            One of the special garments worn by the kohen gadol was the me’il (robe).  As we read in Parashat Pekudei (39:24-26), the bottom hem of the me’il was lined with pa’amonim – bells – and rimonim – decorations in the shape of pomegranates.  The Torah (39:25) commands placing the bells “be-tokh ha-rimonim” – literally, “inside the pomegranates.”  Rashi (28:34) explains this to mean that the bells and pomegranates were placed in alternating fashion, such that each bell was “inside” – meaning, in between – two pomegranates.  The Ramban (28:31), however, disagrees, and maintains that the bells were actually embedded within the material of the pomegranates. 
            The Chatam Sofer, in his Torah commentary, boldly suggests that perhaps both interpretations are correct.  Possibly, some bells were attached to the hem of the me’il independently, and others were embedded within the rimonim.
            The Chatam Sofer proceeds to explain the rationale for this arrangement.  The Gemara in Masekhet Arakhin (16a-b) comments that the bells on the bottom of the kohen gadol’s robe served to atone for the sin of lashon ha-ra – spreading negative information about one’s fellow.  The sound created by these bells earned forgiveness for this offense, which is committed through sound – specifically, by using the faculty of speech.  The Chatam Sofer posited that one commits a form of lashon ha-ra by inappropriately publicizing or speaking about his own qualities and accomplishments.  Disseminating flattering information about oneself generally is done for the same purpose as disseminating unflattering information about one’s fellow – to condescend and to assert superiority.  These two forms of forbidden speech, the Chatam Sofer suggests, are atoned through the two types of bells lining the hem of the me’ilChazal in other contexts speak of the pomegranate as a metaphor for spiritual success; the large number of seeds inside a pomegranate symbolize the large number of mitzvot performed by even average, ordinary people.  Accordingly, the Chatam Sofer writes, the bells embedded within the rimonim at the bottom of the me’il symbolize those who publicize their “pomegranates” – their good deeds and their accomplishments.  The other bells, which hung separate from the rimonim, atoned for the more familiar type of lashon ha-ra – negative speech about other people.

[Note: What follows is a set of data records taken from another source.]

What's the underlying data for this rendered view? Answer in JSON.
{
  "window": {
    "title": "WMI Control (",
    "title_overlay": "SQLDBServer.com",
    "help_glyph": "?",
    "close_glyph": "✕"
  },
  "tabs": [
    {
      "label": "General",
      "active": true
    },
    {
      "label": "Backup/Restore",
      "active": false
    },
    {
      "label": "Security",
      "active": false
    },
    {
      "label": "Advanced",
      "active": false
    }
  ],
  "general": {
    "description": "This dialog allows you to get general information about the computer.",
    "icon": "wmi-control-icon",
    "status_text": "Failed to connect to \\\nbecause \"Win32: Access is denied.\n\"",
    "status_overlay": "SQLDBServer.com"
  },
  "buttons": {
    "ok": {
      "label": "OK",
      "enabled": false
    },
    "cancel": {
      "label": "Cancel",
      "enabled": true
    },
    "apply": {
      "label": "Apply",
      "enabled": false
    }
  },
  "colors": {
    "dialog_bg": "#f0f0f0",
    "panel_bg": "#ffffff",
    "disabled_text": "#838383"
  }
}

            The bells of the me’il rang whenever the kohen gadol walked, as he moved about doing his work in the Beit Ha-mikdash.  He did not need to call attention to himself; his work was “heard” naturally, on its own, without him having to speak or intentionally make any noise.  The ill of lashon ha-ra is rectified by ensuring that the only “sound” we produce that draws attention to ourselves is the sound of the kohen gadol – the natural result of our devoted work and efforts to serve God and do His bidding.  We should not try to be noticed by promoting ourselves or by denigrating others; instead, we should be like the kohen gadol, tending to our obligations and accomplishing to the best of our ability, thereby allowing our “bells” to “ring” naturally, on their own, through the success of our hard work.